• [Excerpts from an interface dataset]:
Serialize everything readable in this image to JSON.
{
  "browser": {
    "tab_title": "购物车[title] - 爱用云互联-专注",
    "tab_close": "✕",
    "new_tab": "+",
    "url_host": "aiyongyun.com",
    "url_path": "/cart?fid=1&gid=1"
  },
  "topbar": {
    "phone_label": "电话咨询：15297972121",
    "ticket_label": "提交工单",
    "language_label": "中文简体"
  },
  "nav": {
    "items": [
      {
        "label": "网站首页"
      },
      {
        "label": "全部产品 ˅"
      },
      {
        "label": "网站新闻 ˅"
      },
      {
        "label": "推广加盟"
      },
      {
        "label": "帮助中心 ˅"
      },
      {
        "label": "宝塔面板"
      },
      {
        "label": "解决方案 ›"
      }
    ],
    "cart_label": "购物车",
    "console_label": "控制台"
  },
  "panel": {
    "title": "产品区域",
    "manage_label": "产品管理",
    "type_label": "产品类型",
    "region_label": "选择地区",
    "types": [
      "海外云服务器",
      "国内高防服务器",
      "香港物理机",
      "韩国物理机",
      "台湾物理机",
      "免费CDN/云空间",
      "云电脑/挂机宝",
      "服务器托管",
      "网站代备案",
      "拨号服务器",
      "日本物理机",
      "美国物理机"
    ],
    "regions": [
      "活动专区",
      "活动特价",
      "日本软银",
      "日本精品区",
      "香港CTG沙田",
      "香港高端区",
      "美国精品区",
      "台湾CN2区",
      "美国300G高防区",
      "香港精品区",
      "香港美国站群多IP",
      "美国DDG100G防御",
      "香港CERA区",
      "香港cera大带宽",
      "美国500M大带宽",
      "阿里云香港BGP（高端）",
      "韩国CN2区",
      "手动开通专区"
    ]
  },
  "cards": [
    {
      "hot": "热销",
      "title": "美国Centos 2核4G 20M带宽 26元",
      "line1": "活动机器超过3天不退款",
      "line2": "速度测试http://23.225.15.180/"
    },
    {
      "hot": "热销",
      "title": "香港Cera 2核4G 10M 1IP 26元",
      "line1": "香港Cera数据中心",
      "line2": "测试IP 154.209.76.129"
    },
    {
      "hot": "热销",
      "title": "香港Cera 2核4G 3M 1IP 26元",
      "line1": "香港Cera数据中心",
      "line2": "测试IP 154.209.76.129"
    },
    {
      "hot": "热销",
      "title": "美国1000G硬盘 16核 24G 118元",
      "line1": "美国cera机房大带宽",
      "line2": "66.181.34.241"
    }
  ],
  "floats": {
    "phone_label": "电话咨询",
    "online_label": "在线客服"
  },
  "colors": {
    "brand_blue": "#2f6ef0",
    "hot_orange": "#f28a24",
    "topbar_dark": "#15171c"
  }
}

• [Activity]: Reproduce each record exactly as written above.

• [Answer to this problem]:
Serialize everything readable in this image to JSON.
{
  "browser": {
    "tab_title": "购物车[title] - 爱用云互联-专注",
    "tab_close": "✕",
    "new_tab": "+",
    "url_host": "aiyongyun.com",
    "url_path": "/cart?fid=1&gid=1"
  },
  "topbar": {
    "phone_label": "电话咨询：15297972121",
    "ticket_label": "提交工单",
    "language_label": "中文简体"
  },
  "nav": {
    "items": [
      {
        "label": "网站首页"
      },
      {
        "label": "全部产品 ˅"
      },
      {
        "label": "网站新闻 ˅"
      },
      {
        "label": "推广加盟"
      },
      {
        "label": "帮助中心 ˅"
      },
      {
        "label": "宝塔面板"
      },
      {
        "label": "解决方案 ›"
      }
    ],
    "cart_label": "购物车",
    "console_label": "控制台"
  },
  "panel": {
    "title": "产品区域",
    "manage_label": "产品管理",
    "type_label": "产品类型",
    "region_label": "选择地区",
    "types": [
      "海外云服务器",
      "国内高防服务器",
      "香港物理机",
      "韩国物理机",
      "台湾物理机",
      "免费CDN/云空间",
      "云电脑/挂机宝",
      "服务器托管",
      "网站代备案",
      "拨号服务器",
      "日本物理机",
      "美国物理机"
    ],
    "regions": [
      "活动专区",
      "活动特价",
      "日本软银",
      "日本精品区",
      "香港CTG沙田",
      "香港高端区",
      "美国精品区",
      "台湾CN2区",
      "美国300G高防区",
      "香港精品区",
      "香港美国站群多IP",
      "美国DDG100G防御",
      "香港CERA区",
      "香港cera大带宽",
      "美国500M大带宽",
      "阿里云香港BGP（高端）",
      "韩国CN2区",
      "手动开通专区"
    ]
  },
  "cards": [
    {
      "hot": "热销",
      "title": "美国Centos 2核4G 20M带宽 26元",
      "line1": "活动机器超过3天不退款",
      "line2": "速度测试http://23.225.15.180/"
    },
    {
      "hot": "热销",
      "title": "香港Cera 2核4G 10M 1IP 26元",
      "line1": "香港Cera数据中心",
      "line2": "测试IP 154.209.76.129"
    },
    {
      "hot": "热销",
      "title": "香港Cera 2核4G 3M 1IP 26元",
      "line1": "香港Cera数据中心",
      "line2": "测试IP 154.209.76.129"
    },
    {
      "hot": "热销",
      "title": "美国1000G硬盘 16核 24G 118元",
      "line1": "美国cera机房大带宽",
      "line2": "66.181.34.241"
    }
  ],
  "floats": {
    "phone_label": "电话咨询",
    "online_label": "在线客服"
  },
  "colors": {
    "brand_blue": "#2f6ef0",
    "hot_orange": "#f28a24",
    "topbar_dark": "#15171c"
  }
}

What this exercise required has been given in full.